I am not sure if Idle No More is a movement or merely a passing protest. Like Occupy Wall Street before it, Idle No More, above all, appears to be an expression of frustration.
Earlier protest actions opposed the status quo, but they did have a clear focus — civil rights, women’s rights and gay rights — visions for a new reality.
These earlier movements may not have achieved the full measure of their objectives, but they did bring about significant changes. The norms of today’s society differ from those of the 1950s in part at least due to their efforts.
It is easier to understand what Occupy Wall Street and Idle No More are opposed to than what it is they want to achieve.
What do the 99 percent want to do to with or about Wall Street? What new economic order do the 99 percent want, and how do they propose to implement it?
Do they want to replace capitalism and global corporatism with a new economic order?
These two -isms can and do flourish under any political ideology, from fascism on the right to communism on the left, and under any form of governance, from dictatorship to democracy.
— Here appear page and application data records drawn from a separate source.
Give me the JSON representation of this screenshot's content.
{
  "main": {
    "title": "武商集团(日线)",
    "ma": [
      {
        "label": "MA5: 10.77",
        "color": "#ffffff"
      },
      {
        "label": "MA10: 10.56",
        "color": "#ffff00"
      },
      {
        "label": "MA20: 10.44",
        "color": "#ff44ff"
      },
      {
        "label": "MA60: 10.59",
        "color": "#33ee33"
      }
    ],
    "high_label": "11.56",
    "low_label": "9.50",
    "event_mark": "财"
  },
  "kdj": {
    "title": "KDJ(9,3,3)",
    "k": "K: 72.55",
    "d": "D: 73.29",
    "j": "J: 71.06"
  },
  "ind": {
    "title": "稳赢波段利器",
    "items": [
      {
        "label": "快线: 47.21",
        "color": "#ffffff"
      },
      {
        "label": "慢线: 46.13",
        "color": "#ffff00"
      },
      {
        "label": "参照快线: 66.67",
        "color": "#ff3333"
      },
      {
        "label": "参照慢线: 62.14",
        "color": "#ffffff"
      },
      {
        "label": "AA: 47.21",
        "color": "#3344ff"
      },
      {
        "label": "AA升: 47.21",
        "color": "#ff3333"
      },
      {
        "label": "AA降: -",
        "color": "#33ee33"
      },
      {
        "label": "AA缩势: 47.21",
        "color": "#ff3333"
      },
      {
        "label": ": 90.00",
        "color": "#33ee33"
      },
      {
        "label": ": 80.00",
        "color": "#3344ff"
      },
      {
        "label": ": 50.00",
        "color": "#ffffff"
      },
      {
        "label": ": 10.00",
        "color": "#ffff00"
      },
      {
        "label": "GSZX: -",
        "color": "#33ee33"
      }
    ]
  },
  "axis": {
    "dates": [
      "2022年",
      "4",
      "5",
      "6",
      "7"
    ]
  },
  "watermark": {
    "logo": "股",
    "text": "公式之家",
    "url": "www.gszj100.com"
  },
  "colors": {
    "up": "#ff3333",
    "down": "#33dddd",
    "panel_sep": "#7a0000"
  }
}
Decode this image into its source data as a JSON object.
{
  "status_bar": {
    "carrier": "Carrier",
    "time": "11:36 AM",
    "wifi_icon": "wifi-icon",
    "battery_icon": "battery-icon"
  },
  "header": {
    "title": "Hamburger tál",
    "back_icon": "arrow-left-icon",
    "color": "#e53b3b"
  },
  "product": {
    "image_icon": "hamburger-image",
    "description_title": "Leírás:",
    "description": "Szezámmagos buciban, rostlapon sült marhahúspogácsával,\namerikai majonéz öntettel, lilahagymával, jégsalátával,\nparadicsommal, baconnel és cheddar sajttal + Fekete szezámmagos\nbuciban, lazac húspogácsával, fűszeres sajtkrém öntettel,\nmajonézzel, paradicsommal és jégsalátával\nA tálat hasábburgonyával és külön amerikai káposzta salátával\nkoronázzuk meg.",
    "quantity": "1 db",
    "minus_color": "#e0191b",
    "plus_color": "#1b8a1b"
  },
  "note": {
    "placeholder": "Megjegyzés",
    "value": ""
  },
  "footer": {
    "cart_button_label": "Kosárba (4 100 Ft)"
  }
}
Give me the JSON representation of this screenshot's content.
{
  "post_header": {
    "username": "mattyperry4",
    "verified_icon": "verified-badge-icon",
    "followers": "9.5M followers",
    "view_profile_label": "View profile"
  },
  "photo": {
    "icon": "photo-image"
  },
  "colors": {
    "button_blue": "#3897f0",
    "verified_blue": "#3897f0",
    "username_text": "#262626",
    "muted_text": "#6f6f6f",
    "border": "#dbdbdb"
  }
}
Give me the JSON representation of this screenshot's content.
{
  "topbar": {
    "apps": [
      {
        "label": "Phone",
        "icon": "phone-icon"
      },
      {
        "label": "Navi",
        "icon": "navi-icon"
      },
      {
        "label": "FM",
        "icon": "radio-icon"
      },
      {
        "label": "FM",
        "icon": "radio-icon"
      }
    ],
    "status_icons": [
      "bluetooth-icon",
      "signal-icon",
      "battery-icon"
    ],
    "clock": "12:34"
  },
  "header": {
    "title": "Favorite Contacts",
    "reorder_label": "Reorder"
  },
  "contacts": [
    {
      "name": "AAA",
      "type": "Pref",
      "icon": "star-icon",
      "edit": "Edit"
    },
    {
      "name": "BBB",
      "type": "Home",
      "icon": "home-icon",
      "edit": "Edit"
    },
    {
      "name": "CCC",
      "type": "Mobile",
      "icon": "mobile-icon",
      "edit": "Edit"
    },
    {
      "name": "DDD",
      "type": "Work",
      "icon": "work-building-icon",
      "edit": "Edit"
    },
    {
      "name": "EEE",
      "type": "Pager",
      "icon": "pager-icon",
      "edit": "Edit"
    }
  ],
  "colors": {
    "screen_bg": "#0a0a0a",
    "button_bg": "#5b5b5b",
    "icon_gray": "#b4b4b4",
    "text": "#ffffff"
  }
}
Must the 99 percent occupy Bay Street and Sussex Drive to bring about change?
We know what the 99 percent are opposed to, but it is far from clear what new reality they want and how they hope to get there.
Idle No More raises similar questions. The idleness that is to be no more is the protestors’ own. The movement is as critical of its own servile passivism as it is of governments.
What is to follow our idleness? How will our lives have changed once “Idle No More” is replaced with “Busy Now”?
The Prime Minister did commit to designate one official within the Prime Minister’s Office (where the real power resides) with special responsibilities to deal with issues of concern to First Nations.
Details of the terms of reference for that new post are vague. But the Prime Minister left no doubt about the fate of Bill C-45 and all the changes brought about by that omnibus (ominous?) legislation.
That book is closed; lakes and rivers will not be allowed to impede the resource industry. There is willingness to talk about talking, but not about respecting treaties, about giving the environment equal standing, much less priority, with matters dear to the energy industry, gas and oil specifically, on the public policy agenda.
The Idle No More movement was born out of First Nations’ frustrations, true, but the movement’s issues and concerns are not limited to First Nations.
The movement’s opponents are not Prime Minister Harper and his Conservative Party, the elephant in the room is the concentration of corporate power and its influence over governments at all levels.
Governments of every form, shape, and political ideology around the globe have long ago surrendered their independence to corporate interests.
First Nations have been taken for granted by governments for centuries. For the middle class, this experience is new.
A monumental shift occurred when governments embraced the Thatcher/Reagan free market ideology. This ideology extended new rights to markets at the expense of the middle class. This ideology compels governments to focus their attention on short-term market demands at the expense of any issue of concern to society and at the expense of the health of the environment that sustains us all.
Change of the kind sought by Idle No More is not impossible, but it is a tall order.
If it does come about, it will not have been brought about by politics within current realities. The kind of change Idle No More has in mind may not occur until climate change, pollution, and above all the price of energy have imposed a harsh new reality on us all.
If British Columbia’s Liberal Party succeeds in getting enough cash from Calgary’s oil industry elites to buy itself victory in the next provincial election, the Enbridge project will have been approved by the end of the year.
Political leaders will continue to promise tax cuts and greater efficiency in the delivery of health care and education.
As for the rest of us, I fear that we will continue to leave politics to politicians as we idle some more.
Andre Carrel is a retired public sector administrator living in Terrace, BC.